By MJ Eggers, MJ Lefthand, SL Young, JT Doyle and A Plenty Hoops, with contributions from  other team members: UJ Bear Don’t Walk, A Bends, B Good Luck, L Kindness, AKHG McCormick, DL Felicia, E Dietrich, TE Ford, and AK Camper.

Little Big Horn river

Little Big Horn River, Montana. Photo by John Doyle.

Until the 1960s, many families on the Crow Reservation still hauled river water for home use, a practice most of us remember from our childhoods.  As agriculture expanded and river water quality visibly deteriorated, wells and indoor plumbing became available and rural families switched to home well water.

In many parts of the Reservation, this was a hardship, not a blessing: the groundwater tapped for home wells is high in total dissolved solids and often so rich in iron and manganese that it’s undrinkable. The hard water build-up or “scale” also ruins hot water heaters. We have learned that the majority of home wells (55%) have water that presents a health risk, due to mineral or microbial contamination or both.

As a country, we may imagine our citizens have universal access to safe drinking water—but for millions of rural residents with poor quality well water, and who can’t afford cisterns, treatment systems, or all the bottled water they might want—this simply is not the case.  In our communities, people are cooking with poor tasting, contaminated water, and living with the health consequences.

In 2004, Tribal members who were—and still are—passionate about and dedicated to addressing community-wide water quality issues and health disparities joined forces as the Crow Environmental Health Steering Committee. They recruited academic partners and Little Big Horn College science majors to help.

We have been working together to research what is contaminating local groundwater and surface waters, what the health risks are from domestic, cultural, and recreational uses of these water sources, and how best to educate the community about the risks.

Archival image of Crow women getting water from river

Crow women getting water for camp from the Little Big Horn River, close to present day Crow Agency, Crow Reservation, Montana. Photo courtesy Smithsonian Institution, National Museum of the American Indian (N13758). Photo by Fred E. Miller.

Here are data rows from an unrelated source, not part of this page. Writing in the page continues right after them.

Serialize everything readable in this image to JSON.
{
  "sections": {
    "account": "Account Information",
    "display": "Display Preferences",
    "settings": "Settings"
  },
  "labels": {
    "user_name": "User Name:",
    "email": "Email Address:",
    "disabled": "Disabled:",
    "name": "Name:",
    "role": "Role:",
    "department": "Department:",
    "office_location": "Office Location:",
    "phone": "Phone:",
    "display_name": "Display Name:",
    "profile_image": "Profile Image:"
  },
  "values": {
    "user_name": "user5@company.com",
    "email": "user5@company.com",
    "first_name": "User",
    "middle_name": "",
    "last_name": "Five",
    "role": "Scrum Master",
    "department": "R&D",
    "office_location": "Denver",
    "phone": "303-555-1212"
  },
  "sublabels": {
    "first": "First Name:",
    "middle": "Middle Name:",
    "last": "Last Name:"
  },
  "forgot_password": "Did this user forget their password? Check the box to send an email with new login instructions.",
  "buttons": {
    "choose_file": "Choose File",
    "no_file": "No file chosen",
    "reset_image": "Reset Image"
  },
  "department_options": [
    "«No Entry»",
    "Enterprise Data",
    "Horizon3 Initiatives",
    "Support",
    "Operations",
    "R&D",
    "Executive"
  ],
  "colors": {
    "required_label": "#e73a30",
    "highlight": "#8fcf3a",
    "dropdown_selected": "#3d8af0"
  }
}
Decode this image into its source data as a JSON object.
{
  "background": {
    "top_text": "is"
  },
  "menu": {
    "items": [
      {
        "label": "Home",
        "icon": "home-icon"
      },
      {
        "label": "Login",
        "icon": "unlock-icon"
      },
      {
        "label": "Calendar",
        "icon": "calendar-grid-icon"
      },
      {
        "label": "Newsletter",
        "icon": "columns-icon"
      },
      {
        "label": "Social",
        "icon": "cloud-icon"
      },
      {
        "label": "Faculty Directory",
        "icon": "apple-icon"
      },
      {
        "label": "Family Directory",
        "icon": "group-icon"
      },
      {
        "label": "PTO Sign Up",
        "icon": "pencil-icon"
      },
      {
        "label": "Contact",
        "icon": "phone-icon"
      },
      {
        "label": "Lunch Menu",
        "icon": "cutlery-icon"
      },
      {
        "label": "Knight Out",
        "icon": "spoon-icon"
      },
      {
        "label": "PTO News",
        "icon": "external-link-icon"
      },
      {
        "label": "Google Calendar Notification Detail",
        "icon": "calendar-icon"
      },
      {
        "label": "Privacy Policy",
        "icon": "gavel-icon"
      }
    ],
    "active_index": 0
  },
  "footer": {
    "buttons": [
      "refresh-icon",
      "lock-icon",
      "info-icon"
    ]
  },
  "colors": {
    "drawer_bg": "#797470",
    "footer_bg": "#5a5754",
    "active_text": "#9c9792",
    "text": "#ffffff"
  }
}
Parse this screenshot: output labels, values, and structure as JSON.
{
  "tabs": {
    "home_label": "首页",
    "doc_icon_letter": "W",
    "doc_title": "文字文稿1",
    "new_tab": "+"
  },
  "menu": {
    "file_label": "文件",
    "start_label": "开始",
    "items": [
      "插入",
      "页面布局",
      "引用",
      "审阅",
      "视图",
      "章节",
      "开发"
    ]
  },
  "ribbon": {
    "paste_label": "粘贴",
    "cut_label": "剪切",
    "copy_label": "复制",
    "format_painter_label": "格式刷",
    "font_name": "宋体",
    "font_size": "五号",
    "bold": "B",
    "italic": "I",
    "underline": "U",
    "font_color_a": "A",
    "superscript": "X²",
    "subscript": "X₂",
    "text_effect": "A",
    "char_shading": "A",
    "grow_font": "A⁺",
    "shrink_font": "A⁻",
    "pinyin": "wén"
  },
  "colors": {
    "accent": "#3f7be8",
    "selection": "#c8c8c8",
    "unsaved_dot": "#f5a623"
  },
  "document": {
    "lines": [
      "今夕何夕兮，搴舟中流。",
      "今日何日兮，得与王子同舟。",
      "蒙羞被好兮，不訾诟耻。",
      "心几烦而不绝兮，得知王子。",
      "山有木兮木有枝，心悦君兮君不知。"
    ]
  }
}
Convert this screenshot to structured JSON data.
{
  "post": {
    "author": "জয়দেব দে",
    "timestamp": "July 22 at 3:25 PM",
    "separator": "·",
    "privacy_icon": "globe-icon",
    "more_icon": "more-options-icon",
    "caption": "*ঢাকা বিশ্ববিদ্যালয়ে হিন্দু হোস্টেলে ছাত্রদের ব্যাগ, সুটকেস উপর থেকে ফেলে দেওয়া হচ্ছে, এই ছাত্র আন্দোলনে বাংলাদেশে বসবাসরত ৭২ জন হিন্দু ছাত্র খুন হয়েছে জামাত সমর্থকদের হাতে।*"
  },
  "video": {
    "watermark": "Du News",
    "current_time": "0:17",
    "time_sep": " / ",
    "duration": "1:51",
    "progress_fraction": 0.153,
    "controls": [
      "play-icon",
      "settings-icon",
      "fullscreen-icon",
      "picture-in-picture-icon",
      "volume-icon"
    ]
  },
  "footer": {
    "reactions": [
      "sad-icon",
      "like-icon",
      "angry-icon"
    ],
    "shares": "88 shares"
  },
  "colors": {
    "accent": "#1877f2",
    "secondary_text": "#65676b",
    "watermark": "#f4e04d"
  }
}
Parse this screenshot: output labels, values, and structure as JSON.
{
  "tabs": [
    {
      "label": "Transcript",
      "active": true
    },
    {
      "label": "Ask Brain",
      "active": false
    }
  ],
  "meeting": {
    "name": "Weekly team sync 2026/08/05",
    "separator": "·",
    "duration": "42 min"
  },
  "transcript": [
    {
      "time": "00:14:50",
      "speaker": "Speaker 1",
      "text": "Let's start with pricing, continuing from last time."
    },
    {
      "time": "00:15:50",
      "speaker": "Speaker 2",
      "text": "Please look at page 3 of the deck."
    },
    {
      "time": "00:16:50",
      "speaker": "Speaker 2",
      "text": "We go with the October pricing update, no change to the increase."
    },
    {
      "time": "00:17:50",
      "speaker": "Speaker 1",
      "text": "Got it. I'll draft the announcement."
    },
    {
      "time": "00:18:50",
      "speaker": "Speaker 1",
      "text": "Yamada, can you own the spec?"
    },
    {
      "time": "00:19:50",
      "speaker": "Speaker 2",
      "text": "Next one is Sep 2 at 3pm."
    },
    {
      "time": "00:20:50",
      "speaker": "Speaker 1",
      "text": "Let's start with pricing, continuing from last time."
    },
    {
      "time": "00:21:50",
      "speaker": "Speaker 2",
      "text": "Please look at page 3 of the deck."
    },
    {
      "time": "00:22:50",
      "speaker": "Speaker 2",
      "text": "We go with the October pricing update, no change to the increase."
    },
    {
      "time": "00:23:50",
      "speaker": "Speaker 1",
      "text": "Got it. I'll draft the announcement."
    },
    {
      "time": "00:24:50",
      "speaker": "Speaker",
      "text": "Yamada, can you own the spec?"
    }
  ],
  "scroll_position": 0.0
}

One challenge is that various traditional practices involve respectfully consuming (untreated) river and spring water right from the source. Maintaining these cultural practices “is part of what makes us Crow,” so, instead of expecting people to simply give them up, we are collaborating with the Tribe on pursuing additional funding opportunities to address the pollution sources affecting our rivers and a culturally-important spring.  We are also helping to make clear that traditional uses of river water, including drinking it untreated, need to be considered in planning, risk assessments, and policy decisions.

We are working to restore the health of our rivers and of our community.  We realize it takes passion, commitment, mutual support and a broad-based, grassroots effort.  We have learned that we are all close neighbors when it comes to water.  How we treat our water is the respect we show to our neighbors, and how we would want them to treat us.

About the Authors: MJ Lefthand, SL Young and JT Doyle are members of the Crow Environmental Health Steering Committee (CEHSC). The Committee is made up of Crow Tribal members with varied expertise in environmental science, water resources, health, law and culture. MJ Eggers is an academic partner from Little Big Horn College and Montana State University Bozeman.   A Plenty Hoops works for the Crow Tribal Environmental Protection Program.  Additional contributors are members of the CEHSC, academic partners or student interns.

Editor's Note: The opinions expressed here are those of the author. They do not reflect EPA policy, endorsement, or action.

Please share this post. However, please don't change the title or the content. If you do make changes, don't attribute the edited title or content to EPA or the author.